What you have to do —
Word for word, repeat each line of the listing below.

Records provided —

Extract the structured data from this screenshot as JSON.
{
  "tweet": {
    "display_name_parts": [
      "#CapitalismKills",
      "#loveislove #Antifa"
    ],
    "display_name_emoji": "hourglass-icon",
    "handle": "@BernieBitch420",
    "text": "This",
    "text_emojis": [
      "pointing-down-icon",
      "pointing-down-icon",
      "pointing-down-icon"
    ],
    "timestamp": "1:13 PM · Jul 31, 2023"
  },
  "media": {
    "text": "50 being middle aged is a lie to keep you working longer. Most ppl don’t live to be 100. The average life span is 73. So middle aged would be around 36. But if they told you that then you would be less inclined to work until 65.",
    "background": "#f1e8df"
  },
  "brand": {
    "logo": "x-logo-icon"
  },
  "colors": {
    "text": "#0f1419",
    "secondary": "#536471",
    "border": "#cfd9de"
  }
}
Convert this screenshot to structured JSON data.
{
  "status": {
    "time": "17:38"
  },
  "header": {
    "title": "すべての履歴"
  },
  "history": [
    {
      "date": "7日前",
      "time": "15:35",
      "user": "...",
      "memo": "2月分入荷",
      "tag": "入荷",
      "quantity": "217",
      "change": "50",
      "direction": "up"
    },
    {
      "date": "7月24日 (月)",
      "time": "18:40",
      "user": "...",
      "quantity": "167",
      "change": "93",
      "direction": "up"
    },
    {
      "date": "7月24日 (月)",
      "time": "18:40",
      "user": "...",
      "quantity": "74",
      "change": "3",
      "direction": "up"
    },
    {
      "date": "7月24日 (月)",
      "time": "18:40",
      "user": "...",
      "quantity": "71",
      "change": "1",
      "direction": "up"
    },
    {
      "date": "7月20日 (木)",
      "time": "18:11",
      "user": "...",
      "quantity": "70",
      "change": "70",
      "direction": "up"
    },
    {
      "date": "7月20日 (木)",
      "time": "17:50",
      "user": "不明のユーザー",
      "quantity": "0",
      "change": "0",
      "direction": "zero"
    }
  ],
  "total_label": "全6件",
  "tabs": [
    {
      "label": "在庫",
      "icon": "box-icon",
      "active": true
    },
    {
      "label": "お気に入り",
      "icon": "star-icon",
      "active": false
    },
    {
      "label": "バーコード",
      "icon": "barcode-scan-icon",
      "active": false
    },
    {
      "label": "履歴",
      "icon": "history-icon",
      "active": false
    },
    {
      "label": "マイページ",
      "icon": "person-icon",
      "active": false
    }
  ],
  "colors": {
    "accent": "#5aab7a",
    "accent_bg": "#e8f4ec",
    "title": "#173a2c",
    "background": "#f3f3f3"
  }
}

Solution for this problem —
Extract the structured data from this screenshot as JSON.
{
  "tweet": {
    "display_name_parts": [
      "#CapitalismKills",
      "#loveislove #Antifa"
    ],
    "display_name_emoji": "hourglass-icon",
    "handle": "@BernieBitch420",
    "text": "This",
    "text_emojis": [
      "pointing-down-icon",
      "pointing-down-icon",
      "pointing-down-icon"
    ],
    "timestamp": "1:13 PM · Jul 31, 2023"
  },
  "media": {
    "text": "50 being middle aged is a lie to keep you working longer. Most ppl don’t live to be 100. The average life span is 73. So middle aged would be around 36. But if they told you that then you would be less inclined to work until 65.",
    "background": "#f1e8df"
  },
  "brand": {
    "logo": "x-logo-icon"
  },
  "colors": {
    "text": "#0f1419",
    "secondary": "#536471",
    "border": "#cfd9de"
  }
}
Convert this screenshot to structured JSON data.
{
  "status": {
    "time": "17:38"
  },
  "header": {
    "title": "すべての履歴"
  },
  "history": [
    {
      "date": "7日前",
      "time": "15:35",
      "user": "...",
      "memo": "2月分入荷",
      "tag": "入荷",
      "quantity": "217",
      "change": "50",
      "direction": "up"
    },
    {
      "date": "7月24日 (月)",
      "time": "18:40",
      "user": "...",
      "quantity": "167",
      "change": "93",
      "direction": "up"
    },
    {
      "date": "7月24日 (月)",
      "time": "18:40",
      "user": "...",
      "quantity": "74",
      "change": "3",
      "direction": "up"
    },
    {
      "date": "7月24日 (月)",
      "time": "18:40",
      "user": "...",
      "quantity": "71",
      "change": "1",
      "direction": "up"
    },
    {
      "date": "7月20日 (木)",
      "time": "18:11",
      "user": "...",
      "quantity": "70",
      "change": "70",
      "direction": "up"
    },
    {
      "date": "7月20日 (木)",
      "time": "17:50",
      "user": "不明のユーザー",
      "quantity": "0",
      "change": "0",
      "direction": "zero"
    }
  ],
  "total_label": "全6件",
  "tabs": [
    {
      "label": "在庫",
      "icon": "box-icon",
      "active": true
    },
    {
      "label": "お気に入り",
      "icon": "star-icon",
      "active": false
    },
    {
      "label": "バーコード",
      "icon": "barcode-scan-icon",
      "active": false
    },
    {
      "label": "履歴",
      "icon": "history-icon",
      "active": false
    },
    {
      "label": "マイページ",
      "icon": "person-icon",
      "active": false
    }
  ],
  "colors": {
    "accent": "#5aab7a",
    "accent_bg": "#e8f4ec",
    "title": "#173a2c",
    "background": "#f3f3f3"
  }
}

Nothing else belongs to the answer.